**WORK ITEM**
Below is a listing. Copy each line of it that holds the word "kits".

**EXTRACTED RECORDS**
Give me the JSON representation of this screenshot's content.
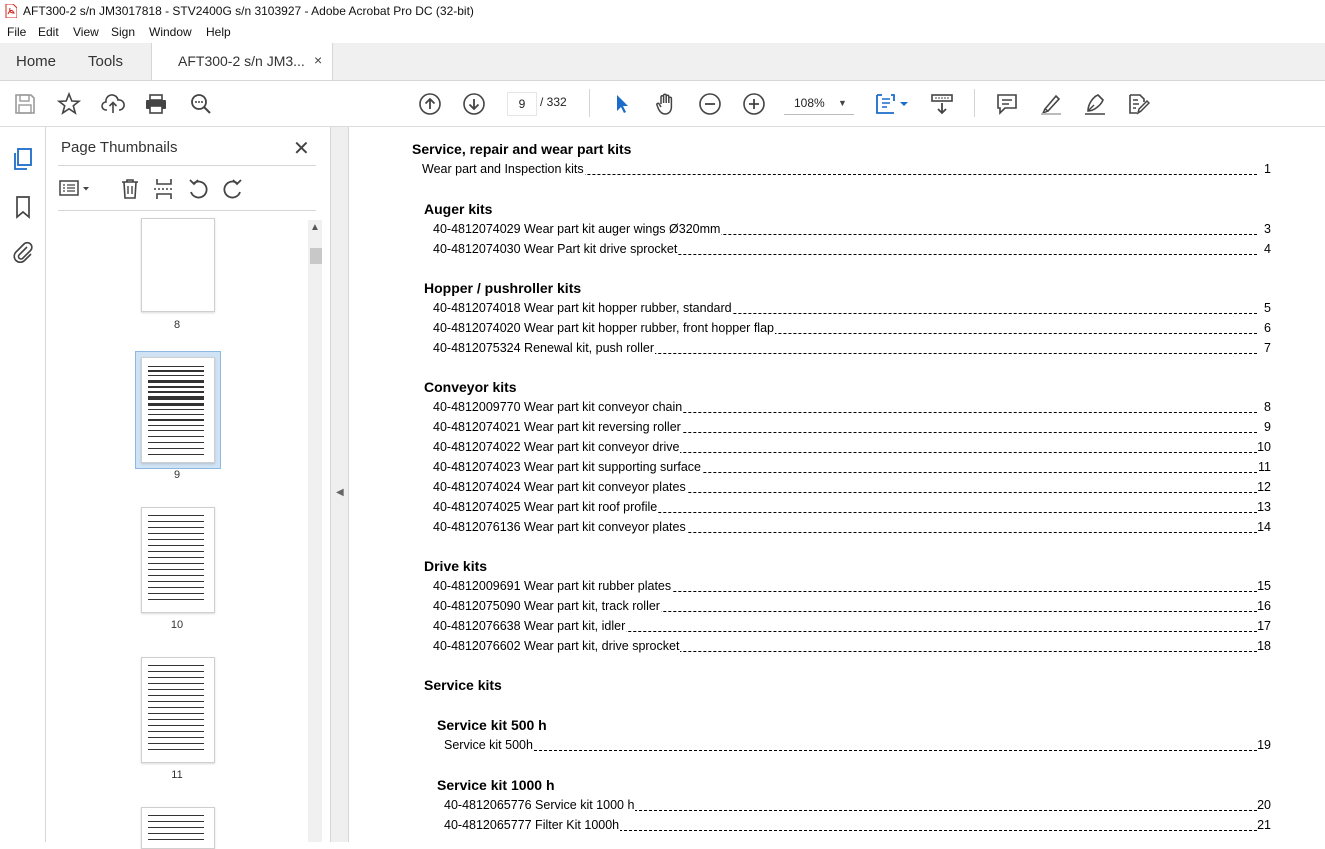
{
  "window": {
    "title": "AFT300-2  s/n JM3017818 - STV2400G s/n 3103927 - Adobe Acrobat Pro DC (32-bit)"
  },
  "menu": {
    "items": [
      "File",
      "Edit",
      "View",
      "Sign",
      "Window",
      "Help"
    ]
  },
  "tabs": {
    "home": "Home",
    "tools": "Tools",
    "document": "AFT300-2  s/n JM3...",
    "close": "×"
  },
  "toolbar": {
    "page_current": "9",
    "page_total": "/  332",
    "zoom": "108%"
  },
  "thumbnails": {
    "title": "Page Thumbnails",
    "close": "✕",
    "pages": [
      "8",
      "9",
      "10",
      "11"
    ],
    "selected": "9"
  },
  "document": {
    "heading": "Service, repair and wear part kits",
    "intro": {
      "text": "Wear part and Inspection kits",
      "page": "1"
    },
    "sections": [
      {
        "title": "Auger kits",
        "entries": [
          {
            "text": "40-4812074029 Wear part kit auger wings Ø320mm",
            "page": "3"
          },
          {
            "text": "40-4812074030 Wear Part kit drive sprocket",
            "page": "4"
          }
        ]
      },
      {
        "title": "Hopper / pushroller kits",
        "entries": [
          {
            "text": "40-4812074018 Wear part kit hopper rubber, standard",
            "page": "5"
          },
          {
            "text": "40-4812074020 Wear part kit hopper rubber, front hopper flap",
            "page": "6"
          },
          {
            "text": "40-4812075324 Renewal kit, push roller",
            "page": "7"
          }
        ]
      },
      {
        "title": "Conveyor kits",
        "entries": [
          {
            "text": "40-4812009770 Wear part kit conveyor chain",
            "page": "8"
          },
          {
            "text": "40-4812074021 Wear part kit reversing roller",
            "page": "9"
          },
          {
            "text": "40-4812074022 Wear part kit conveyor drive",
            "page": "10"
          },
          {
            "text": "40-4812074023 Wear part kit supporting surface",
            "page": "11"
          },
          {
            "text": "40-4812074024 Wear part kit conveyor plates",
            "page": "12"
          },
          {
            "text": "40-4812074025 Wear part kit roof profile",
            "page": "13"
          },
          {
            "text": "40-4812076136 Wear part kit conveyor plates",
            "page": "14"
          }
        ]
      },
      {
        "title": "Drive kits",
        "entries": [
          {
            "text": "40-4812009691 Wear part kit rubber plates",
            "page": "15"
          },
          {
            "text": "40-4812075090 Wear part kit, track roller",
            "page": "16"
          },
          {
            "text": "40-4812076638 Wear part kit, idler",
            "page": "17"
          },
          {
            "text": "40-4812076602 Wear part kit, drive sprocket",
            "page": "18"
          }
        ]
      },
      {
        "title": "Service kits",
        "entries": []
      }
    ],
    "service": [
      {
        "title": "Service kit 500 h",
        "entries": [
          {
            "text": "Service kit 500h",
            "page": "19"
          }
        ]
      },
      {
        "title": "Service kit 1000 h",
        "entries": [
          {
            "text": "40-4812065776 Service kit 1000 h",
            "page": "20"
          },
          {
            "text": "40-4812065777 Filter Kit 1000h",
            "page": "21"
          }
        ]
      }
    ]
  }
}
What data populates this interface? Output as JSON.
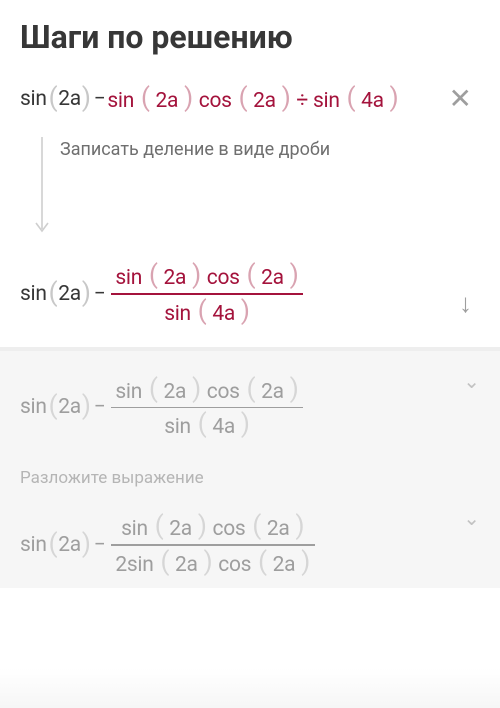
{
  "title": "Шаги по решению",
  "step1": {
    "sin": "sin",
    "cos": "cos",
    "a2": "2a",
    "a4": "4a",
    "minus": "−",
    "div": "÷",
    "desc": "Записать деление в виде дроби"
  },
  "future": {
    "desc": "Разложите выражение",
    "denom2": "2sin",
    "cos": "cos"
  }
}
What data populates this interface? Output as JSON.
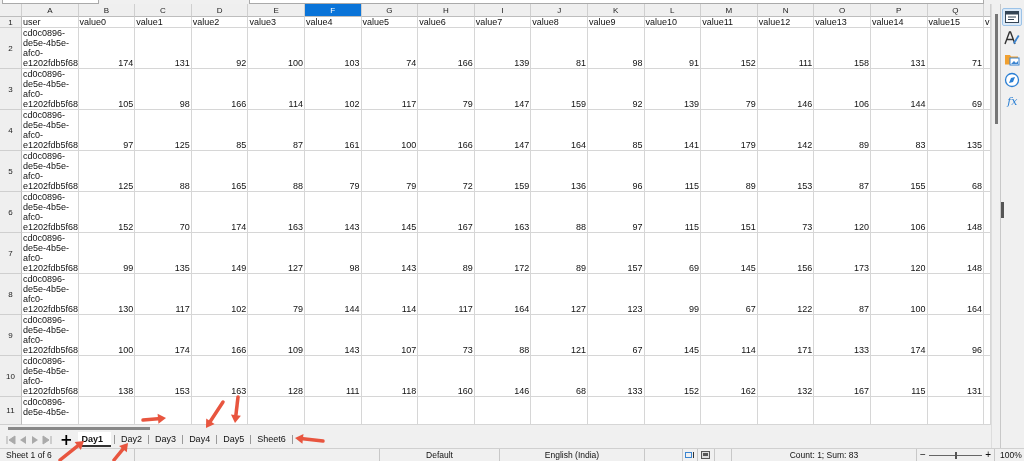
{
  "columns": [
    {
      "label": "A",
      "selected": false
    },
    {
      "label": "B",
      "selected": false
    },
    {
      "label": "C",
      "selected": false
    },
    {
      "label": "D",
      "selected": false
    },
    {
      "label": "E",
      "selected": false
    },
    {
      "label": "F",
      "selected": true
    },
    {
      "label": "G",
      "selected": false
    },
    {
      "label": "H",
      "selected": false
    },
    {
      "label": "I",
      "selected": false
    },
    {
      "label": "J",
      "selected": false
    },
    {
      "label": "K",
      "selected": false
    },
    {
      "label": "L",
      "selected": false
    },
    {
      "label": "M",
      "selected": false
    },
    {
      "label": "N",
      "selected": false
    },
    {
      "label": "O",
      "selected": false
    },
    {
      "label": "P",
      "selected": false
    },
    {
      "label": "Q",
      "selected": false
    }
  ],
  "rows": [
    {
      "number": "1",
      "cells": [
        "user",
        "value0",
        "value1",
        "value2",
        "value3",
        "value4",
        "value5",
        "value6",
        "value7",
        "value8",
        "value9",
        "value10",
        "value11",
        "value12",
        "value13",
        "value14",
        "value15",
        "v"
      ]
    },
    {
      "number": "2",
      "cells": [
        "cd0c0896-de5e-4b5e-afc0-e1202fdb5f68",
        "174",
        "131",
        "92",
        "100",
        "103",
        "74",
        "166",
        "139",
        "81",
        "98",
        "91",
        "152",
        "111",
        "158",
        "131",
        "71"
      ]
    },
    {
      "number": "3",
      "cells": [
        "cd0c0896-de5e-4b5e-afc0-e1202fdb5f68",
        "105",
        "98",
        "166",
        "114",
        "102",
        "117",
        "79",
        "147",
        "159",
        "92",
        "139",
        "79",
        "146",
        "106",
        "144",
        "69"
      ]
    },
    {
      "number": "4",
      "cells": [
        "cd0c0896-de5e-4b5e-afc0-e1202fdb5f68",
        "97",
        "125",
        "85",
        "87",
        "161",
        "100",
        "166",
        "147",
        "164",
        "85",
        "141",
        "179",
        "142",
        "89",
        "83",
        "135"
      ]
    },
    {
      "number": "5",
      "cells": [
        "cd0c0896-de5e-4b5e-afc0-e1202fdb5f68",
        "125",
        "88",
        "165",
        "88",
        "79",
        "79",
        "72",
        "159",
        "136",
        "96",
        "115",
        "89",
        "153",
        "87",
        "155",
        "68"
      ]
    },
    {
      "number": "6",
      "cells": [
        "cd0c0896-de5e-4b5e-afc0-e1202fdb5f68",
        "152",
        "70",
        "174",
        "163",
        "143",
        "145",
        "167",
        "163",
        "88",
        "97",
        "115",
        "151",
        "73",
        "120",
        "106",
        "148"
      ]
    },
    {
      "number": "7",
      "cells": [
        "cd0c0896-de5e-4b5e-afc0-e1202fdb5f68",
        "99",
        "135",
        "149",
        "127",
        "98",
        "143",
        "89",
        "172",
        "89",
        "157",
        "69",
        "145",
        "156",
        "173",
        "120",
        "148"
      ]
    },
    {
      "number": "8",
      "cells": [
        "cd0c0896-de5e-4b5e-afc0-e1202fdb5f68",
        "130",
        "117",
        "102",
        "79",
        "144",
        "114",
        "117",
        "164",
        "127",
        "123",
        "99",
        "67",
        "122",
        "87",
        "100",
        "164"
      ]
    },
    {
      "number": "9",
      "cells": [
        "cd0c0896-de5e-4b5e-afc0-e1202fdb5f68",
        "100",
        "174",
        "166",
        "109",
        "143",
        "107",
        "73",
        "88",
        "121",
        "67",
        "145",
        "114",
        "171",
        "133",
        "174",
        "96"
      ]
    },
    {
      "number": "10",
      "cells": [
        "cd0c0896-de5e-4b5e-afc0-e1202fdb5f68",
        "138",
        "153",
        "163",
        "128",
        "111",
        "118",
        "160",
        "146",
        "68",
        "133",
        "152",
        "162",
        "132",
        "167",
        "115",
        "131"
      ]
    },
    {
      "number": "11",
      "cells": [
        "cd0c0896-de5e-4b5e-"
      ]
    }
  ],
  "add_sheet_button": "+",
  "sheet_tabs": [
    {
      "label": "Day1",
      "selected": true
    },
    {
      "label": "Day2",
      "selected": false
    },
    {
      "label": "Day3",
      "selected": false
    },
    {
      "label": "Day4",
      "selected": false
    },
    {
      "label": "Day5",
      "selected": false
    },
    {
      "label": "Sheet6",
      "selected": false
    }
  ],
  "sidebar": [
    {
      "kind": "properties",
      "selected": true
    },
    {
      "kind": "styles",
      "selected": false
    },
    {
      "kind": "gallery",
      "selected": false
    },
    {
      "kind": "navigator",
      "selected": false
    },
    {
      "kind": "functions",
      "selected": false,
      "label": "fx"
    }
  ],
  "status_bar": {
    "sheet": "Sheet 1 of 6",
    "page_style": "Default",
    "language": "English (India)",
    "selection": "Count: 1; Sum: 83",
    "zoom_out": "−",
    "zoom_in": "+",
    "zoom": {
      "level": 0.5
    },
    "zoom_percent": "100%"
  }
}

**RESPONSE**
    "heading": "Service, repair and wear part kits",
      "text": "Wear part and Inspection kits",
        "title": "Auger kits",
        "title": "Hopper / pushroller kits",
        "title": "Conveyor kits",
        "title": "Drive kits",
        "title": "Service kits",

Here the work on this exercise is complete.